YOUR INSTRUCTIONS: What you return must match the records exactly, except that the pictures are gone.

Records from a dataset
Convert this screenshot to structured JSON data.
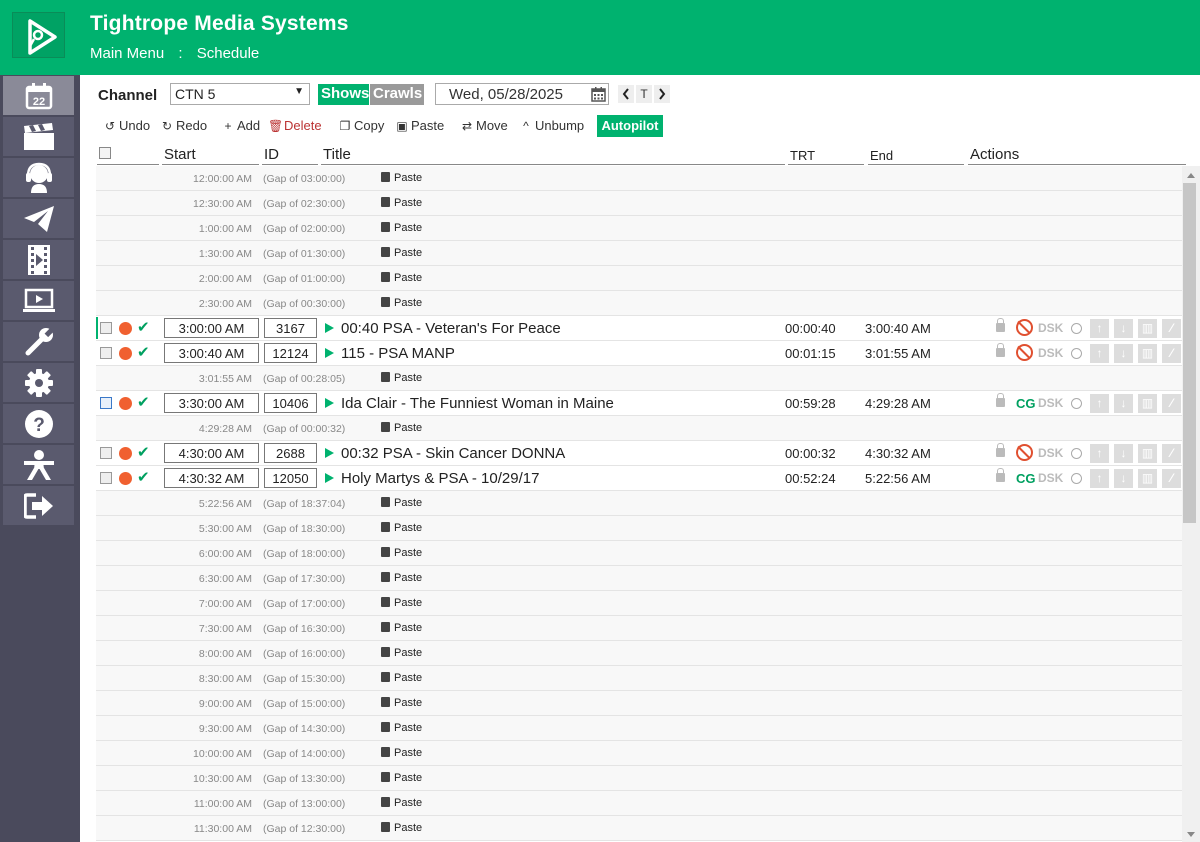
{
  "header": {
    "title": "Tightrope Media Systems",
    "breadcrumb": [
      "Main Menu",
      ":",
      "Schedule"
    ]
  },
  "sidebar": {
    "items": [
      {
        "name": "calendar-icon",
        "label": "22",
        "active": true
      },
      {
        "name": "clapperboard-icon"
      },
      {
        "name": "support-headset-icon"
      },
      {
        "name": "paper-plane-icon"
      },
      {
        "name": "film-icon"
      },
      {
        "name": "monitor-play-icon"
      },
      {
        "name": "wrench-icon"
      },
      {
        "name": "gear-icon"
      },
      {
        "name": "help-icon"
      },
      {
        "name": "person-icon"
      },
      {
        "name": "logout-icon"
      }
    ]
  },
  "toolbar": {
    "channel_label": "Channel",
    "channel_value": "CTN 5",
    "shows_label": "Shows",
    "crawls_label": "Crawls",
    "date_value": "Wed, 05/28/2025",
    "today_label": "T",
    "undo_label": "Undo",
    "redo_label": "Redo",
    "add_label": "Add",
    "delete_label": "Delete",
    "copy_label": "Copy",
    "paste_label": "Paste",
    "move_label": "Move",
    "unbump_label": "Unbump",
    "autopilot_label": "Autopilot"
  },
  "columns": {
    "start": "Start",
    "id": "ID",
    "title": "Title",
    "trt": "TRT",
    "end": "End",
    "actions": "Actions"
  },
  "schedule": [
    {
      "type": "gap",
      "time": "12:00:00 AM",
      "gap": "(Gap of 03:00:00)",
      "action": "Paste"
    },
    {
      "type": "gap",
      "time": "12:30:00 AM",
      "gap": "(Gap of 02:30:00)",
      "action": "Paste"
    },
    {
      "type": "gap",
      "time": "1:00:00 AM",
      "gap": "(Gap of 02:00:00)",
      "action": "Paste"
    },
    {
      "type": "gap",
      "time": "1:30:00 AM",
      "gap": "(Gap of 01:30:00)",
      "action": "Paste"
    },
    {
      "type": "gap",
      "time": "2:00:00 AM",
      "gap": "(Gap of 01:00:00)",
      "action": "Paste"
    },
    {
      "type": "gap",
      "time": "2:30:00 AM",
      "gap": "(Gap of 00:30:00)",
      "action": "Paste"
    },
    {
      "type": "event",
      "start": "3:00:00 AM",
      "id": "3167",
      "title": "00:40 PSA - Veteran's For Peace",
      "trt": "00:00:40",
      "end": "3:00:40 AM",
      "cg": false,
      "dsk": "DSK",
      "current": true
    },
    {
      "type": "event",
      "start": "3:00:40 AM",
      "id": "12124",
      "title": "115 - PSA MANP",
      "trt": "00:01:15",
      "end": "3:01:55 AM",
      "cg": false,
      "dsk": "DSK"
    },
    {
      "type": "gap",
      "time": "3:01:55 AM",
      "gap": "(Gap of 00:28:05)",
      "action": "Paste"
    },
    {
      "type": "event",
      "start": "3:30:00 AM",
      "id": "10406",
      "title": "Ida Clair - The Funniest Woman in Maine",
      "trt": "00:59:28",
      "end": "4:29:28 AM",
      "cg": true,
      "cg_label": "CG",
      "dsk": "DSK",
      "highlight": true
    },
    {
      "type": "gap",
      "time": "4:29:28 AM",
      "gap": "(Gap of 00:00:32)",
      "action": "Paste"
    },
    {
      "type": "event",
      "start": "4:30:00 AM",
      "id": "2688",
      "title": "00:32 PSA - Skin Cancer DONNA",
      "trt": "00:00:32",
      "end": "4:30:32 AM",
      "cg": false,
      "dsk": "DSK"
    },
    {
      "type": "event",
      "start": "4:30:32 AM",
      "id": "12050",
      "title": "Holy Martys & PSA - 10/29/17",
      "trt": "00:52:24",
      "end": "5:22:56 AM",
      "cg": true,
      "cg_label": "CG",
      "dsk": "DSK"
    },
    {
      "type": "gap",
      "time": "5:22:56 AM",
      "gap": "(Gap of 18:37:04)",
      "action": "Paste"
    },
    {
      "type": "gap",
      "time": "5:30:00 AM",
      "gap": "(Gap of 18:30:00)",
      "action": "Paste"
    },
    {
      "type": "gap",
      "time": "6:00:00 AM",
      "gap": "(Gap of 18:00:00)",
      "action": "Paste"
    },
    {
      "type": "gap",
      "time": "6:30:00 AM",
      "gap": "(Gap of 17:30:00)",
      "action": "Paste"
    },
    {
      "type": "gap",
      "time": "7:00:00 AM",
      "gap": "(Gap of 17:00:00)",
      "action": "Paste"
    },
    {
      "type": "gap",
      "time": "7:30:00 AM",
      "gap": "(Gap of 16:30:00)",
      "action": "Paste"
    },
    {
      "type": "gap",
      "time": "8:00:00 AM",
      "gap": "(Gap of 16:00:00)",
      "action": "Paste"
    },
    {
      "type": "gap",
      "time": "8:30:00 AM",
      "gap": "(Gap of 15:30:00)",
      "action": "Paste"
    },
    {
      "type": "gap",
      "time": "9:00:00 AM",
      "gap": "(Gap of 15:00:00)",
      "action": "Paste"
    },
    {
      "type": "gap",
      "time": "9:30:00 AM",
      "gap": "(Gap of 14:30:00)",
      "action": "Paste"
    },
    {
      "type": "gap",
      "time": "10:00:00 AM",
      "gap": "(Gap of 14:00:00)",
      "action": "Paste"
    },
    {
      "type": "gap",
      "time": "10:30:00 AM",
      "gap": "(Gap of 13:30:00)",
      "action": "Paste"
    },
    {
      "type": "gap",
      "time": "11:00:00 AM",
      "gap": "(Gap of 13:00:00)",
      "action": "Paste"
    },
    {
      "type": "gap",
      "time": "11:30:00 AM",
      "gap": "(Gap of 12:30:00)",
      "action": "Paste"
    }
  ]
}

REPLY:
Convert this screenshot to structured JSON data.
{
  "header": {
    "title": "Tightrope Media Systems",
    "breadcrumb": [
      "Main Menu",
      ":",
      "Schedule"
    ]
  },
  "sidebar": {
    "items": [
      {
        "name": "calendar-icon",
        "label": "22",
        "active": true
      },
      {
        "name": "clapperboard-icon"
      },
      {
        "name": "support-headset-icon"
      },
      {
        "name": "paper-plane-icon"
      },
      {
        "name": "film-icon"
      },
      {
        "name": "monitor-play-icon"
      },
      {
        "name": "wrench-icon"
      },
      {
        "name": "gear-icon"
      },
      {
        "name": "help-icon"
      },
      {
        "name": "person-icon"
      },
      {
        "name": "logout-icon"
      }
    ]
  },
  "toolbar": {
    "channel_label": "Channel",
    "channel_value": "CTN 5",
    "shows_label": "Shows",
    "crawls_label": "Crawls",
    "date_value": "Wed, 05/28/2025",
    "today_label": "T",
    "undo_label": "Undo",
    "redo_label": "Redo",
    "add_label": "Add",
    "delete_label": "Delete",
    "copy_label": "Copy",
    "paste_label": "Paste",
    "move_label": "Move",
    "unbump_label": "Unbump",
    "autopilot_label": "Autopilot"
  },
  "columns": {
    "start": "Start",
    "id": "ID",
    "title": "Title",
    "trt": "TRT",
    "end": "End",
    "actions": "Actions"
  },
  "schedule": [
    {
      "type": "gap",
      "time": "12:00:00 AM",
      "gap": "(Gap of 03:00:00)",
      "action": "Paste"
    },
    {
      "type": "gap",
      "time": "12:30:00 AM",
      "gap": "(Gap of 02:30:00)",
      "action": "Paste"
    },
    {
      "type": "gap",
      "time": "1:00:00 AM",
      "gap": "(Gap of 02:00:00)",
      "action": "Paste"
    },
    {
      "type": "gap",
      "time": "1:30:00 AM",
      "gap": "(Gap of 01:30:00)",
      "action": "Paste"
    },
    {
      "type": "gap",
      "time": "2:00:00 AM",
      "gap": "(Gap of 01:00:00)",
      "action": "Paste"
    },
    {
      "type": "gap",
      "time": "2:30:00 AM",
      "gap": "(Gap of 00:30:00)",
      "action": "Paste"
    },
    {
      "type": "event",
      "start": "3:00:00 AM",
      "id": "3167",
      "title": "00:40 PSA - Veteran's For Peace",
      "trt": "00:00:40",
      "end": "3:00:40 AM",
      "cg": false,
      "dsk": "DSK",
      "current": true
    },
    {
      "type": "event",
      "start": "3:00:40 AM",
      "id": "12124",
      "title": "115 - PSA MANP",
      "trt": "00:01:15",
      "end": "3:01:55 AM",
      "cg": false,
      "dsk": "DSK"
    },
    {
      "type": "gap",
      "time": "3:01:55 AM",
      "gap": "(Gap of 00:28:05)",
      "action": "Paste"
    },
    {
      "type": "event",
      "start": "3:30:00 AM",
      "id": "10406",
      "title": "Ida Clair - The Funniest Woman in Maine",
      "trt": "00:59:28",
      "end": "4:29:28 AM",
      "cg": true,
      "cg_label": "CG",
      "dsk": "DSK",
      "highlight": true
    },
    {
      "type": "gap",
      "time": "4:29:28 AM",
      "gap": "(Gap of 00:00:32)",
      "action": "Paste"
    },
    {
      "type": "event",
      "start": "4:30:00 AM",
      "id": "2688",
      "title": "00:32 PSA - Skin Cancer DONNA",
      "trt": "00:00:32",
      "end": "4:30:32 AM",
      "cg": false,
      "dsk": "DSK"
    },
    {
      "type": "event",
      "start": "4:30:32 AM",
      "id": "12050",
      "title": "Holy Martys & PSA - 10/29/17",
      "trt": "00:52:24",
      "end": "5:22:56 AM",
      "cg": true,
      "cg_label": "CG",
      "dsk": "DSK"
    },
    {
      "type": "gap",
      "time": "5:22:56 AM",
      "gap": "(Gap of 18:37:04)",
      "action": "Paste"
    },
    {
      "type": "gap",
      "time": "5:30:00 AM",
      "gap": "(Gap of 18:30:00)",
      "action": "Paste"
    },
    {
      "type": "gap",
      "time": "6:00:00 AM",
      "gap": "(Gap of 18:00:00)",
      "action": "Paste"
    },
    {
      "type": "gap",
      "time": "6:30:00 AM",
      "gap": "(Gap of 17:30:00)",
      "action": "Paste"
    },
    {
      "type": "gap",
      "time": "7:00:00 AM",
      "gap": "(Gap of 17:00:00)",
      "action": "Paste"
    },
    {
      "type": "gap",
      "time": "7:30:00 AM",
      "gap": "(Gap of 16:30:00)",
      "action": "Paste"
    },
    {
      "type": "gap",
      "time": "8:00:00 AM",
      "gap": "(Gap of 16:00:00)",
      "action": "Paste"
    },
    {
      "type": "gap",
      "time": "8:30:00 AM",
      "gap": "(Gap of 15:30:00)",
      "action": "Paste"
    },
    {
      "type": "gap",
      "time": "9:00:00 AM",
      "gap": "(Gap of 15:00:00)",
      "action": "Paste"
    },
    {
      "type": "gap",
      "time": "9:30:00 AM",
      "gap": "(Gap of 14:30:00)",
      "action": "Paste"
    },
    {
      "type": "gap",
      "time": "10:00:00 AM",
      "gap": "(Gap of 14:00:00)",
      "action": "Paste"
    },
    {
      "type": "gap",
      "time": "10:30:00 AM",
      "gap": "(Gap of 13:30:00)",
      "action": "Paste"
    },
    {
      "type": "gap",
      "time": "11:00:00 AM",
      "gap": "(Gap of 13:00:00)",
      "action": "Paste"
    },
    {
      "type": "gap",
      "time": "11:30:00 AM",
      "gap": "(Gap of 12:30:00)",
      "action": "Paste"
    }
  ]
}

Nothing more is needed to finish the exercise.